The VPP platform is NUMA aware. It can allocate memory for buffers on different CPU sockets (NUMA nodes). The amount of memory allocated can be defined in the startup config for each CPU socket by using the socket-mem A[[,B],C] statement inside the dpdk { ... } section.

For example:

dpdk {
  socket-mem 1024,1024
}

The above configuration allocates 1GB of memory on NUMA#0 and 1GB on NUMA#1. Each worker thread uses buffers which are local to itself.

Buffer memory is allocated from hugepages. VPP prefers 1G pages if they are available. If not 2MB pages will be used.

VPP takes care of mounting/unmounting hugepages file-system automatically so there is no need to do that manually.

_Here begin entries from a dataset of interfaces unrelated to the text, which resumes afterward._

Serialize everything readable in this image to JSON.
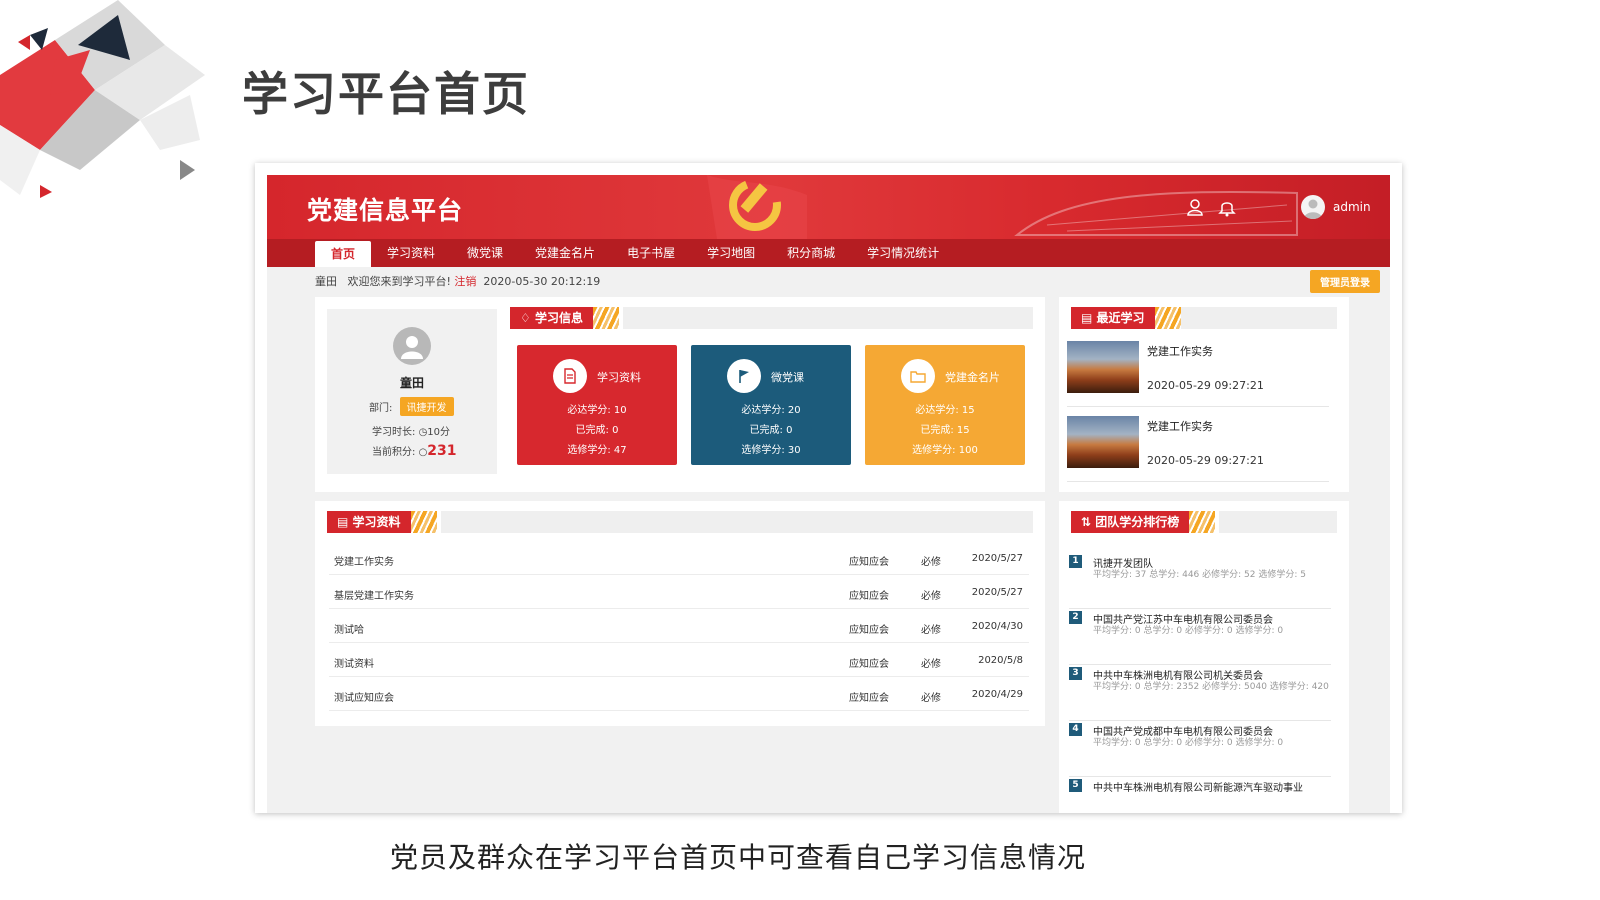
{
  "slide": {
    "title": "学习平台首页",
    "caption": "党员及群众在学习平台首页中可查看自己学习信息情况"
  },
  "header": {
    "app_title": "党建信息平台",
    "user_icon": "user-icon",
    "bell_icon": "bell-icon",
    "admin_name": "admin"
  },
  "nav": {
    "items": [
      "首页",
      "学习资料",
      "微党课",
      "党建金名片",
      "电子书屋",
      "学习地图",
      "积分商城",
      "学习情况统计"
    ]
  },
  "welcome": {
    "user": "童田",
    "greeting": "欢迎您来到学习平台!",
    "logout": "注销",
    "datetime": "2020-05-30 20:12:19",
    "admin_login": "管理员登录"
  },
  "profile": {
    "name": "童田",
    "dept_label": "部门:",
    "dept": "讯捷开发",
    "duration_label": "学习时长:",
    "duration": "10分",
    "points_label": "当前积分:",
    "points": "231"
  },
  "study_info": {
    "heading": "学习信息",
    "cards": [
      {
        "title": "学习资料",
        "required": "必达学分: 10",
        "done": "已完成: 0",
        "elective": "选修学分: 47",
        "color": "#d7282e"
      },
      {
        "title": "微党课",
        "required": "必达学分: 20",
        "done": "已完成: 0",
        "elective": "选修学分: 30",
        "color": "#1c5b7b"
      },
      {
        "title": "党建金名片",
        "required": "必达学分: 15",
        "done": "已完成: 15",
        "elective": "选修学分: 100",
        "color": "#f5a834"
      }
    ]
  },
  "recent": {
    "heading": "最近学习",
    "items": [
      {
        "title": "党建工作实务",
        "time": "2020-05-29 09:27:21"
      },
      {
        "title": "党建工作实务",
        "time": "2020-05-29 09:27:21"
      }
    ]
  },
  "materials": {
    "heading": "学习资料",
    "rows": [
      {
        "name": "党建工作实务",
        "cat": "应知应会",
        "type": "必修",
        "date": "2020/5/27"
      },
      {
        "name": "基层党建工作实务",
        "cat": "应知应会",
        "type": "必修",
        "date": "2020/5/27"
      },
      {
        "name": "测试哈",
        "cat": "应知应会",
        "type": "必修",
        "date": "2020/4/30"
      },
      {
        "name": "测试资料",
        "cat": "应知应会",
        "type": "必修",
        "date": "2020/5/8"
      },
      {
        "name": "测试应知应会",
        "cat": "应知应会",
        "type": "必修",
        "date": "2020/4/29"
      }
    ]
  },
  "ranking": {
    "heading": "团队学分排行榜",
    "items": [
      {
        "rank": "1",
        "name": "讯捷开发团队",
        "detail": "平均学分: 37  总学分: 446  必修学分: 52  选修学分: 5"
      },
      {
        "rank": "2",
        "name": "中国共产党江苏中车电机有限公司委员会",
        "detail": "平均学分: 0  总学分: 0  必修学分: 0  选修学分: 0"
      },
      {
        "rank": "3",
        "name": "中共中车株洲电机有限公司机关委员会",
        "detail": "平均学分: 0  总学分: 2352  必修学分: 5040  选修学分: 420"
      },
      {
        "rank": "4",
        "name": "中国共产党成都中车电机有限公司委员会",
        "detail": "平均学分: 0  总学分: 0  必修学分: 0  选修学分: 0"
      },
      {
        "rank": "5",
        "name": "中共中车株洲电机有限公司新能源汽车驱动事业",
        "detail": ""
      }
    ]
  }
}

NOTE: If you are running latest VPP release, there is no need for specifying socket-mem manually. VPP will discover all NUMA nodes and it will allocate 512M on each by default. socket-mem is only needed if bigger number of mbufs is required (default is 32768 per socket and can be changed with num-mbufs startup config command).

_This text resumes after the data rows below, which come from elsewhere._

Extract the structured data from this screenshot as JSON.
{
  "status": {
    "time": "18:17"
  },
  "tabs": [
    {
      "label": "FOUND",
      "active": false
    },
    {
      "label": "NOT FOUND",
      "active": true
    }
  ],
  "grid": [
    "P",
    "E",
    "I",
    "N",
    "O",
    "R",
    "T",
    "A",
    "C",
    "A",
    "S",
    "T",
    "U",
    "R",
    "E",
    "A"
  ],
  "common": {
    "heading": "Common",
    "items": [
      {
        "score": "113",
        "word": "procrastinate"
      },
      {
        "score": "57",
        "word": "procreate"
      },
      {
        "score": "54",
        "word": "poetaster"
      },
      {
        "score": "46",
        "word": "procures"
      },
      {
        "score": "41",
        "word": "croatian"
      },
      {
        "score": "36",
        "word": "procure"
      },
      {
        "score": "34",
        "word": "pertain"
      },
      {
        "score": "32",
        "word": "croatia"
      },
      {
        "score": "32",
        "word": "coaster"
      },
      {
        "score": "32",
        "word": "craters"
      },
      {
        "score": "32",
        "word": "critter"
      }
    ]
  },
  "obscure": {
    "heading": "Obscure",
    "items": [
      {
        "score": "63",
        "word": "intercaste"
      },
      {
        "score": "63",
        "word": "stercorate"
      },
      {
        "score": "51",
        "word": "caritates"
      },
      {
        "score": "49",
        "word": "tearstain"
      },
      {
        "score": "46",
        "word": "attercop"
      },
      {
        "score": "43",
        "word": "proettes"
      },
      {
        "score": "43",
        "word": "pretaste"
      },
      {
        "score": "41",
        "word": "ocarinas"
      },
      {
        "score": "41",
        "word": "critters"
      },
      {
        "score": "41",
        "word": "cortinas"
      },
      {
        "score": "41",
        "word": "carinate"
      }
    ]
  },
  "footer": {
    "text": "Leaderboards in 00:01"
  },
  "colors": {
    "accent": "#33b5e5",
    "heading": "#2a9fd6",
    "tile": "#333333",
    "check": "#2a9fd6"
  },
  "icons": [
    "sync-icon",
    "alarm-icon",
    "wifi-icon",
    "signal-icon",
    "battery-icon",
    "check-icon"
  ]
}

Interface Placement in Multi-thread Setup

On startup, the VPP platform assigns interfaces (or interface, queue pairs if RSS us used) to different worker threads in round robin fashion.

The following example shows debug CLI commands to show and change interface placement:

vpd# sh dpdk interface placement
Thread 1 (vpp_wk_0 at lcore 5):
 TenGigabitEthernet2/0/0 queue 0
 TenGigabitEthernet2/0/1 queue 0
Thread 2 (vpp_wk_1 at lcore 6):
 TenGigabitEthernet2/0/0 queue 1
 TenGigabitEthernet2/0/1 queue 1


The following shows an example of moving TenGigabitEthernet2/0/0 queue 1 processing to 1st worker thread:

vpd# set dpdk interface placement TenGigabitEthernet2/0/1 queue 1 thread 1

DBGvpd# sh dpdk interface placement
Thread 1 (vpp_wk_0 at lcore 5):
 TenGigabitEthernet2/0/0 queue 0
 TenGigabitEthernet2/0/1 queue 0
 TenGigabitEthernet2/0/1 queue 1
Thread 2 (vpp_wk_1 at lcore 6):
 TenGigabitEthernet2/0/0 queue 1


NOTE: Interface placement currently works only for threading mode 2.